● INSTRUCTIONS FOR THE TASK: Sort through the entries below and pull out lines containing the word "header".

(Data records for software interfaces)
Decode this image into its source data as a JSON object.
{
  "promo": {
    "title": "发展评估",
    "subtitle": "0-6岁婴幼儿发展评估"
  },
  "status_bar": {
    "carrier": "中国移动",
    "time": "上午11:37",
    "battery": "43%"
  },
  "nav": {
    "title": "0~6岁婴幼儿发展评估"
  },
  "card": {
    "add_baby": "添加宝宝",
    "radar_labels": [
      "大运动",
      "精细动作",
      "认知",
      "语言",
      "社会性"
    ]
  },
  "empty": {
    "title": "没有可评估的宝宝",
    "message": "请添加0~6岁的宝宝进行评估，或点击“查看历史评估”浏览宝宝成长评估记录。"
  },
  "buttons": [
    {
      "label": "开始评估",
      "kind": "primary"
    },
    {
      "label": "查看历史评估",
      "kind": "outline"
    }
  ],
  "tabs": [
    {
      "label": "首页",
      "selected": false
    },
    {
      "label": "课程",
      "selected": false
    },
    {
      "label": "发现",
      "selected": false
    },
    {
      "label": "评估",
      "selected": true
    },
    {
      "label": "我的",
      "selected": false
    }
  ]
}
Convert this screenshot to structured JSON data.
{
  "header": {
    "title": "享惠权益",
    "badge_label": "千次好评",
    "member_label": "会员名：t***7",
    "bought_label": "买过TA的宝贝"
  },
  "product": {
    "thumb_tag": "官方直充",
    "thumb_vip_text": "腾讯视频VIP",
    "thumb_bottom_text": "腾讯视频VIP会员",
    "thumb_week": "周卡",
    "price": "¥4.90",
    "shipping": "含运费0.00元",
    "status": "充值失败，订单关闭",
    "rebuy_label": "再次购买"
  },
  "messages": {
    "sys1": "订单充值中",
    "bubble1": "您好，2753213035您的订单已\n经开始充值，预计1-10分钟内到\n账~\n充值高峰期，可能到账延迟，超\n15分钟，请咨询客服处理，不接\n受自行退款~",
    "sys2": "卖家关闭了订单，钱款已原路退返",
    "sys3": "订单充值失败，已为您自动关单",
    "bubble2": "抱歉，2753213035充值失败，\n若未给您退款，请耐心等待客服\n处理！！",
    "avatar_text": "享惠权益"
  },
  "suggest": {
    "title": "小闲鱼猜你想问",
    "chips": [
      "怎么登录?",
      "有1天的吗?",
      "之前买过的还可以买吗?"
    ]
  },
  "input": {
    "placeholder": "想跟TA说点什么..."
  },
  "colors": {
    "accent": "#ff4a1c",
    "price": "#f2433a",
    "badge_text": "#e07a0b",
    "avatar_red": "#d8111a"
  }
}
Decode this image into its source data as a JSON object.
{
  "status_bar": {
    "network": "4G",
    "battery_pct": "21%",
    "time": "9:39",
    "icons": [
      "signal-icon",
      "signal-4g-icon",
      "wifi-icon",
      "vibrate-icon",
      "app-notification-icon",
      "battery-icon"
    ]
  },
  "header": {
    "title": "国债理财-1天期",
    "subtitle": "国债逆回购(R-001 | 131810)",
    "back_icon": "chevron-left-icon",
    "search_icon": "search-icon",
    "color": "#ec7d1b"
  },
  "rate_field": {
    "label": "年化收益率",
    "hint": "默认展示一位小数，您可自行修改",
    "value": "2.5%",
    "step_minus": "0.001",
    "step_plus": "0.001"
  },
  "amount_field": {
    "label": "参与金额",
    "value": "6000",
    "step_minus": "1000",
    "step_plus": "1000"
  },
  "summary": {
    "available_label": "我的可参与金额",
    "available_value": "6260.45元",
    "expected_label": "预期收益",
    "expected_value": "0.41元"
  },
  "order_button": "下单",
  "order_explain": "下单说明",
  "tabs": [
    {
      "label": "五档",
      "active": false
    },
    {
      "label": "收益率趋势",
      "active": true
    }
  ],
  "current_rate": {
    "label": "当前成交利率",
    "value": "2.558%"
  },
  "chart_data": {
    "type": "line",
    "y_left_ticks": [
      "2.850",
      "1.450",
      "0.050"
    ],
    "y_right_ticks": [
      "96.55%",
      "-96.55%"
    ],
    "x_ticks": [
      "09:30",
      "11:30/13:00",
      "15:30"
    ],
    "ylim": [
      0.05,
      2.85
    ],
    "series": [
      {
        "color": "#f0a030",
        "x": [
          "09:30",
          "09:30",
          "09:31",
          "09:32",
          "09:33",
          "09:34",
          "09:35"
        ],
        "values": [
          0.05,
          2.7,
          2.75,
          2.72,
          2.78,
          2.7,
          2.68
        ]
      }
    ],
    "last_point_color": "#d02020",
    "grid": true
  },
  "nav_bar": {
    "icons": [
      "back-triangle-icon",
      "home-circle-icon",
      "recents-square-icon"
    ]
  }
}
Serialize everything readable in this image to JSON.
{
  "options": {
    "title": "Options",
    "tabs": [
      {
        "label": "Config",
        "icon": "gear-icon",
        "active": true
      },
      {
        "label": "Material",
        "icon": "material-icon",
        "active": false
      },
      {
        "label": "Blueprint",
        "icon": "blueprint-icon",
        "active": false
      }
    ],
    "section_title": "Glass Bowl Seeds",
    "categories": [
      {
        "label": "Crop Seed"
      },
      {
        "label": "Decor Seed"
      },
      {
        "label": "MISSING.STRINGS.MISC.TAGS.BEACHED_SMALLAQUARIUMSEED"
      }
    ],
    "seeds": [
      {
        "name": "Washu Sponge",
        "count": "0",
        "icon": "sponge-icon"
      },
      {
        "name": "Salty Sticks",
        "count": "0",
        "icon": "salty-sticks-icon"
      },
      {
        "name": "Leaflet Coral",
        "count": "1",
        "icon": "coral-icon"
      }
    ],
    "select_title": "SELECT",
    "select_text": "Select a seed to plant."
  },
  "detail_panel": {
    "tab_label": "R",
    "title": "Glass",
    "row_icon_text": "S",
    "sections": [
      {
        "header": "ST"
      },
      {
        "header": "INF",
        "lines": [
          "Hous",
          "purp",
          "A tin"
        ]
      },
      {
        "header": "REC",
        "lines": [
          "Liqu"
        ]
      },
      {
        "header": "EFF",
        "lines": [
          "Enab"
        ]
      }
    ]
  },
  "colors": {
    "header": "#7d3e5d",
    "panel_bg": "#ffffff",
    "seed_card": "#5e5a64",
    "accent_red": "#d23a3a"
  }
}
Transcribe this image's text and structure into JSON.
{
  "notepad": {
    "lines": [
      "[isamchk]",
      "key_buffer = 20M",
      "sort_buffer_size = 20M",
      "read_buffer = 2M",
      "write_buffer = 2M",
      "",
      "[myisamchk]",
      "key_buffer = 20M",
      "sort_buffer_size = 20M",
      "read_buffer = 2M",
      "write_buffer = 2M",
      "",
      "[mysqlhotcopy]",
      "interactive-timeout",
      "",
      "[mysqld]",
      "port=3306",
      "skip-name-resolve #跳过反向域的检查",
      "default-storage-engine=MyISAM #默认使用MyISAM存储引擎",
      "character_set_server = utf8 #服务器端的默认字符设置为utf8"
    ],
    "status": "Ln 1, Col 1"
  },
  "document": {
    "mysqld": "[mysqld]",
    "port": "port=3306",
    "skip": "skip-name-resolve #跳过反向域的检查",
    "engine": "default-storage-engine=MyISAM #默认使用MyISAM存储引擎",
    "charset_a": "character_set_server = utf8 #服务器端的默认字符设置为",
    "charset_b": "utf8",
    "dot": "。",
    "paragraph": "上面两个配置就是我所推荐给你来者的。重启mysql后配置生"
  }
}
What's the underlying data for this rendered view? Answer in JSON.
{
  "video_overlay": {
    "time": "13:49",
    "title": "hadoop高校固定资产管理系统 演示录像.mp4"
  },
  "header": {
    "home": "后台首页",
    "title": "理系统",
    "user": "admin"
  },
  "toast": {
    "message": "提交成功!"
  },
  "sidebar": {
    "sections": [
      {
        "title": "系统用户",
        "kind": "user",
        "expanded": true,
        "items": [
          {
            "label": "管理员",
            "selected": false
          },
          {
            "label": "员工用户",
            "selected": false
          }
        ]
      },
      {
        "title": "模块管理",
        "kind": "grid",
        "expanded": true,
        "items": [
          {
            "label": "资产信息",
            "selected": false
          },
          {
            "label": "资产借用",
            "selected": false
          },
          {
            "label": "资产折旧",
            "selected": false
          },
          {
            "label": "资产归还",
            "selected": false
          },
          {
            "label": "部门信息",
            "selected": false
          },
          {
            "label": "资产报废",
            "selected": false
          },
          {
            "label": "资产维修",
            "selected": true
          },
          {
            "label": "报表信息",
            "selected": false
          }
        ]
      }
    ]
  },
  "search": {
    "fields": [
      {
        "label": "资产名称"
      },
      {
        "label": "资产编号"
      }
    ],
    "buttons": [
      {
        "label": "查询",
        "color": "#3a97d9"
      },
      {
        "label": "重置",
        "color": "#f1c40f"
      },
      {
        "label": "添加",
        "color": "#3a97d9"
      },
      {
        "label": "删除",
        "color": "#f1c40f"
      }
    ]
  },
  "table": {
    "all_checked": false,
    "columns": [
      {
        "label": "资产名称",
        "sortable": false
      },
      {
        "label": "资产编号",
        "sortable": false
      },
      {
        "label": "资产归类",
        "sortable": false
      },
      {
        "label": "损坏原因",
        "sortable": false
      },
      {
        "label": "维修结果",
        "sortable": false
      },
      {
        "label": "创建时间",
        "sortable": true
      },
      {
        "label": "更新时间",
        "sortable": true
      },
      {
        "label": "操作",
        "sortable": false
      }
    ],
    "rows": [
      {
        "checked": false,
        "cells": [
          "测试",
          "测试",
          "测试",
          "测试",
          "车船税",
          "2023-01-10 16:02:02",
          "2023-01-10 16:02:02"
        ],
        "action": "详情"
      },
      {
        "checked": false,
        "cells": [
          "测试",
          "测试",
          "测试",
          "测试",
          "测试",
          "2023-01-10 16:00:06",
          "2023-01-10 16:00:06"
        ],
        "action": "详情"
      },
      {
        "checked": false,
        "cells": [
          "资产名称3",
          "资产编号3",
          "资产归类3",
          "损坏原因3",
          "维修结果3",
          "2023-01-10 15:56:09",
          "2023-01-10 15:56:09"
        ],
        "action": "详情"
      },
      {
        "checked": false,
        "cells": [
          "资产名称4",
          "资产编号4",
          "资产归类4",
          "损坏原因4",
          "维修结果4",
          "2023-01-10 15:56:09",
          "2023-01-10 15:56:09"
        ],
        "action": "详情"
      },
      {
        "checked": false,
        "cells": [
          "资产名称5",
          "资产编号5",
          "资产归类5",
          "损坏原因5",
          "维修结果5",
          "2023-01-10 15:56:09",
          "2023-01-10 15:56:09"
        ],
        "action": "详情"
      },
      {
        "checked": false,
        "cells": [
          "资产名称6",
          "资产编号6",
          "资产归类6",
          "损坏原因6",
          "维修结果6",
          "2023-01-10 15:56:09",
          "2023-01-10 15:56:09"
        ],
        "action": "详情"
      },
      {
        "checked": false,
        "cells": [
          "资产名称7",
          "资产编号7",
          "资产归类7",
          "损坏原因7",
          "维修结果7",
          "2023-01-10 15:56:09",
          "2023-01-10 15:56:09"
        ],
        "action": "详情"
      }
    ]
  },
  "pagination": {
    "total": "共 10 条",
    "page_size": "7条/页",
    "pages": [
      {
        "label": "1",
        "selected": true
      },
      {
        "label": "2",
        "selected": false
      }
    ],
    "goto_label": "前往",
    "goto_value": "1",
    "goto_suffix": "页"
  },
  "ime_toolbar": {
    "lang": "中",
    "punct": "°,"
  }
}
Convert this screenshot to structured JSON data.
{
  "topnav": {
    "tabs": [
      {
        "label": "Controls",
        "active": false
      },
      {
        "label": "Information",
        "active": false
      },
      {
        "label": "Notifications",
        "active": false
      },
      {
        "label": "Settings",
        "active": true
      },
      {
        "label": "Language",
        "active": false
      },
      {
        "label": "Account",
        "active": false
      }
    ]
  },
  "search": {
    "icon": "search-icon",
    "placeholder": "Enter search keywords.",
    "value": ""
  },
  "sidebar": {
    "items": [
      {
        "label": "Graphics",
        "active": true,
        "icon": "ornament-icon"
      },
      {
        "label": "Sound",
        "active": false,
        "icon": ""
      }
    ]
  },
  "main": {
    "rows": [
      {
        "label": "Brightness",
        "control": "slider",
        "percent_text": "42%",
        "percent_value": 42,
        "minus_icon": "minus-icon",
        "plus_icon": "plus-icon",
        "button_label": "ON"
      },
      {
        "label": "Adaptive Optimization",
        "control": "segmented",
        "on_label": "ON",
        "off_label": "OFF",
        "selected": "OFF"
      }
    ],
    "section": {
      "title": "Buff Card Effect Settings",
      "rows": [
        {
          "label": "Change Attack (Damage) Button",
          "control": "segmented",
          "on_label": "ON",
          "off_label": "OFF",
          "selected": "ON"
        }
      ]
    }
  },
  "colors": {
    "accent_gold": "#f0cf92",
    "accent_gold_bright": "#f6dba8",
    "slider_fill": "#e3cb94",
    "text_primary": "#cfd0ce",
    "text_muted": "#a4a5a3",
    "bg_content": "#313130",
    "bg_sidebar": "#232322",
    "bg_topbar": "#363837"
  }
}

● SOLVED PROBLEM:
  "header": {
  "header": {
        "header": "ST"
        "header": "INF",
        "header": "REC",
        "header": "EFF",
    "header": "#7d3e5d",
  "header": {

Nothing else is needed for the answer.